What is Civilization?
According to our textbook (page xiv), “… urban institutions are central to civilization. Civilizations are also said to be characterized by bureaucratic governments, stratified social systems, long-distance trade, and specialized technologies such as metalworking and writing.” This definition has problems of course, because real-world cultures often do not fit this paradigm cleanly.
I first became aware of this problem after reading the book The Dawn of Everything by David Graeber and David Wengrow, which in part focused on the limitations of the concept of civilization when applied to the indigenous peoples of the Americas and how the commonly believed progression of societies (from hunter-gatherer to agricultural and its resulting urban centers) is not a consistent phenomenon. To prove their point, the authors used the examples of societies that engaged in massive building projects (but that did not have extreme social stratification), societies that did not engage in agriculture but did engage in long-distance trade, or societies that engaged in certain forms of agriculture but that did not develop grain-oriented urban centers.

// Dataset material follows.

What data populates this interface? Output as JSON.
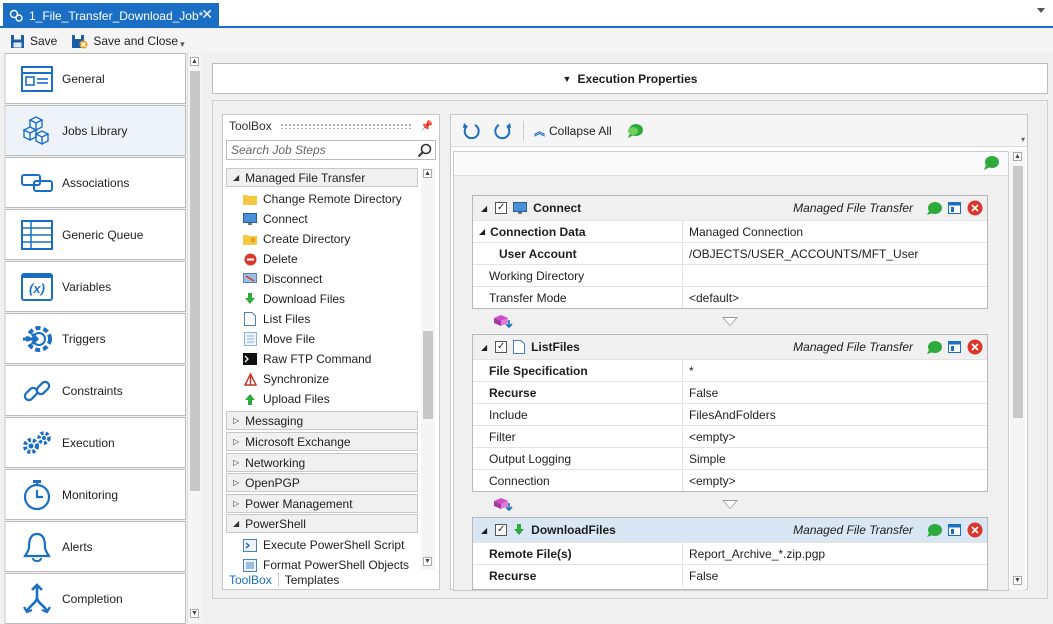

It is for this reason that I prefer to think of “civilization” that I much prefer another definition provided in our textbook: “Civilization is simply an elaborate form of the cultural behavior that is an innate characteristic of human beings and (to a lesser degree) the higher primates. The goal of that behavior is the preservation and enhancement of life.”
What is “the West?”
This is another complicated question. Normally it is understood by scholars to refer to Europe and surrounding areas (sometimes including North Africa, the Middle East, etc, but also sometimes referring to colonial areas that are today dominated by European culture), but this definition also has some challenges, most notably in focusing the attention on the European part of the equation, when in fact Western Societies were deeply influenced by the peoples they encountered in the process of colonization (this is discussed at length in the Dawn of Everything book cited above).
What is the value in studying Western Civilization?
I do not think there is value in studying Western Civilization in the old way it was often taught, focusing on a Eurocentric way of seeing the world and then judging the rest of the world through this critical lens. But I do think there is value in critically studying Western civilization, asking tough questions about how the common Western cultural heritage and its baggage (including cultural elements such as religion, foodways, language, economic and political structures, etc.) affect us, but also how these cultural elements are impacted by other civilizations and traditions.